When you drop a pin in Google Maps it also gives you decimal degree positions, nothing to install, no settings changes required. If you click and hold on any spot, it will drop a pin there and show you a little pop-up at the bottom. In this case I have dropped the pin in what would be a presumably unpopular apiary site:

 

1140078106_Screenshotfrom2020-09-0815-49-33.thumb.png.de9532a0e68ca3a486a822a034405046.png

 

I don't know what the agency likes, but while decimal degrees are fine for written media like emails, if you want to communicate a position over the phone you probably want either a "Plus Code" which you can also get from Google Maps by clicking on the coordinates to see the full info pane:
 

872240427_Screenshotfrom2020-09-0815-46-51.thumb.png.4723442022cbeba07c95bcb3d8f715c7.png

 

Make sure to include the rough location with the code - in this case the "Wellington" bit. Plus codes are much shorter to communicate, and really easy to turn back in to coordinates (e.g. search for them on Google Maps). It's an open standard so anyone can implement the conversion.

 

If you want something even easier, but unfortunately mired in licensing issues, What3Words is a very cool idea but rather litigious company.

Edited by Tim Goddard
  • Like 1
  • Good Info 1
Link to post
Share on other sites
On 2/09/2020 at 7:22 PM, Bighands said:

I would like to see the 30 days rule changed. I  will tell you why. On a Rata year quite a few beekeepers come over here to the otira valley from Canterbury, leave the hives on site for 30 days or longer, up to 6 weeks and go back home with 100 kg plus/ hive without registering the site.Is that fair on the rest of us paying our dues, no, I think not.

 

Even if at a temporary site for less than 30 days, a beekeeper is still supposed to register, just cos there is 30 days grace does not mean they should not say where they have been.

 

That is to enable AFB tracking if the need should arise.

 

It also costs nothing.
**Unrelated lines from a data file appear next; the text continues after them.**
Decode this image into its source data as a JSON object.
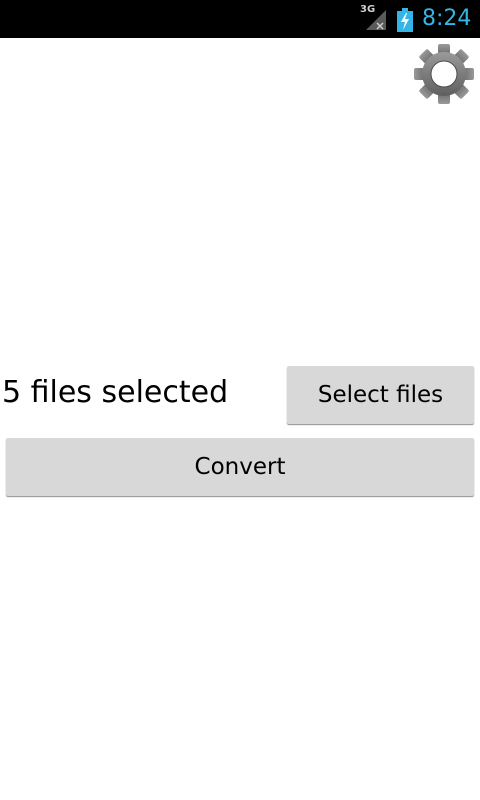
{
  "status_bar": {
    "network_label": "3G",
    "time": "8:24",
    "clock_color": "#33b5e5",
    "battery_color": "#33b5e5"
  },
  "toolbar": {
    "settings_icon": "gear-icon"
  },
  "main": {
    "file_count_text": "5 files selected",
    "select_files_label": "Select files",
    "convert_label": "Convert"
  }
}
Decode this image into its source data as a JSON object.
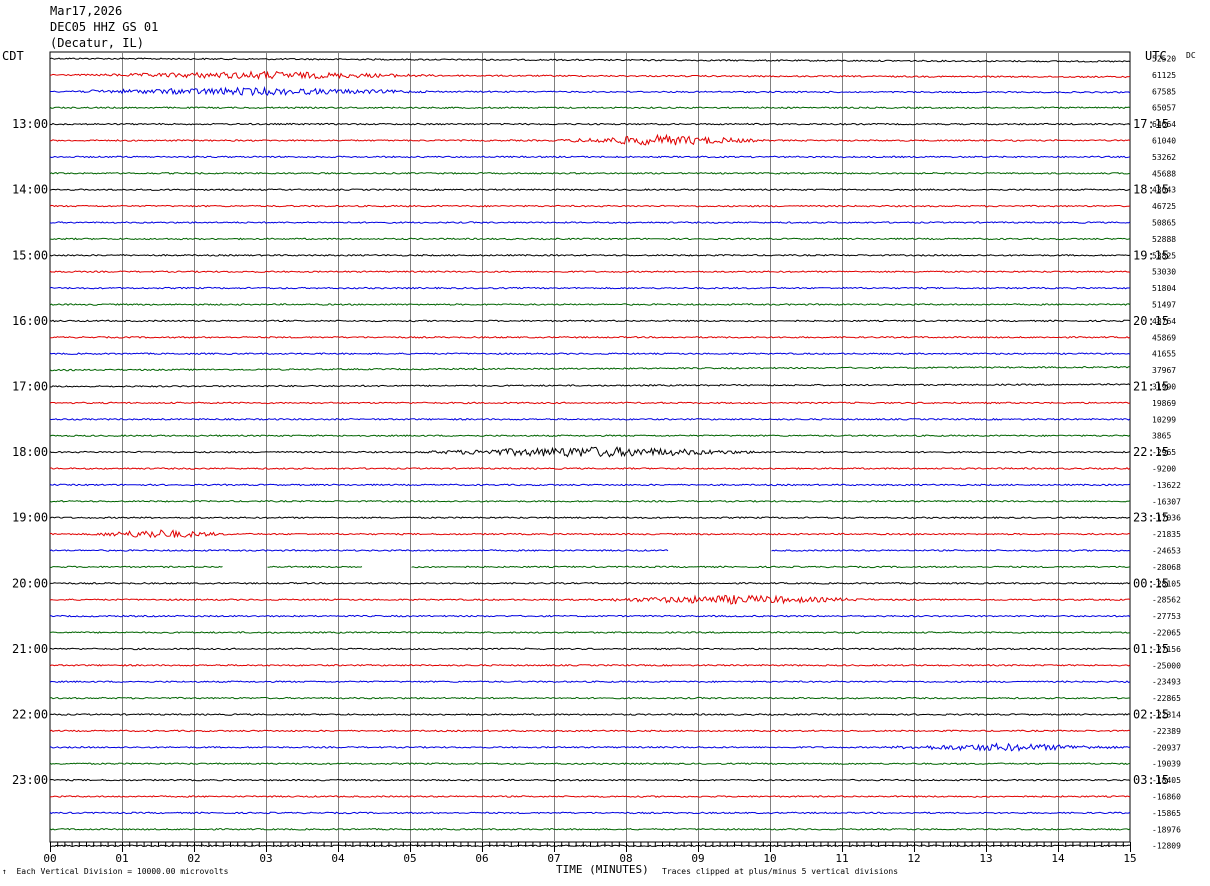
{
  "header": {
    "date": "Mar17,2026",
    "station": "DEC05 HHZ GS 01",
    "location": "(Decatur, IL)"
  },
  "left_tz": "CDT",
  "right_tz": "UTC",
  "dc_label": "DC",
  "footer": {
    "scale": "Each Vertical Division = 10000.00 microvolts",
    "clip": "Traces clipped at plus/minus 5 vertical divisions"
  },
  "colors": {
    "trace_cycle": [
      "#000000",
      "#e00000",
      "#0000e0",
      "#006400"
    ],
    "grid": "#808080"
  },
  "chart_data": {
    "type": "line",
    "xlabel": "TIME (MINUTES)",
    "xlim": [
      0,
      15
    ],
    "x_ticks": [
      "00",
      "01",
      "02",
      "03",
      "04",
      "05",
      "06",
      "07",
      "08",
      "09",
      "10",
      "11",
      "12",
      "13",
      "14",
      "15"
    ],
    "left_hour_labels": [
      "13:00",
      "14:00",
      "15:00",
      "16:00",
      "17:00",
      "18:00",
      "19:00",
      "20:00",
      "21:00",
      "22:00",
      "23:00"
    ],
    "right_hour_labels": [
      "17:15",
      "18:15",
      "19:15",
      "20:15",
      "21:15",
      "22:15",
      "23:15",
      "00:15",
      "01:15",
      "02:15",
      "03:15"
    ],
    "dc_offsets": [
      "52520",
      "61125",
      "67585",
      "65057",
      "64664",
      "61040",
      "53262",
      "45688",
      "43043",
      "46725",
      "50865",
      "52888",
      "53825",
      "53030",
      "51804",
      "51497",
      "48764",
      "45869",
      "41655",
      "37967",
      "31990",
      "19869",
      "10299",
      "3865",
      "-2965",
      "-9200",
      "-13622",
      "-16307",
      "-17036",
      "-21835",
      "-24653",
      "-28068",
      "-28105",
      "-28562",
      "-27753",
      "-22065",
      "-27156",
      "-25000",
      "-23493",
      "-22865",
      "-22314",
      "-22389",
      "-20937",
      "-19039",
      "-18405",
      "-16860",
      "-15865",
      "-18976",
      "-12809"
    ],
    "events": [
      {
        "trace": 1,
        "from_min": 0.5,
        "to_min": 5.5,
        "amp": 4
      },
      {
        "trace": 2,
        "from_min": 0.0,
        "to_min": 5.5,
        "amp": 4
      },
      {
        "trace": 5,
        "from_min": 7.0,
        "to_min": 10.0,
        "amp": 6
      },
      {
        "trace": 24,
        "from_min": 5.0,
        "to_min": 10.0,
        "amp": 6
      },
      {
        "trace": 29,
        "from_min": 0.5,
        "to_min": 2.5,
        "amp": 5
      },
      {
        "trace": 33,
        "from_min": 7.5,
        "to_min": 11.5,
        "amp": 5
      },
      {
        "trace": 42,
        "from_min": 11.5,
        "to_min": 15.0,
        "amp": 4
      }
    ],
    "gaps": [
      {
        "trace": 30,
        "from_min": 8.6,
        "to_min": 10.0
      },
      {
        "trace": 31,
        "from_min": 2.4,
        "to_min": 3.0
      },
      {
        "trace": 31,
        "from_min": 4.35,
        "to_min": 5.0
      }
    ]
  }
}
A beekeeper is levied on how many hives they have registered on the last day of March. Whatever they did mean time does not cost.

Edited by Alastair
  • Agree 1
Link to post
Share on other sites

Join the conversation

You can post now and register later. If you have an account, sign in now to post with your account.

Guest
Reply to this topic...

×   Pasted as rich text.   Restore formatting

  Only 75 emoji are allowed.

×   Your link has been automatically embedded.   Display as a link instead

×   Your previous content has been restored.   Clear editor

×   You cannot paste images directly. Upload or insert images from URL.


×
×
  • Create New...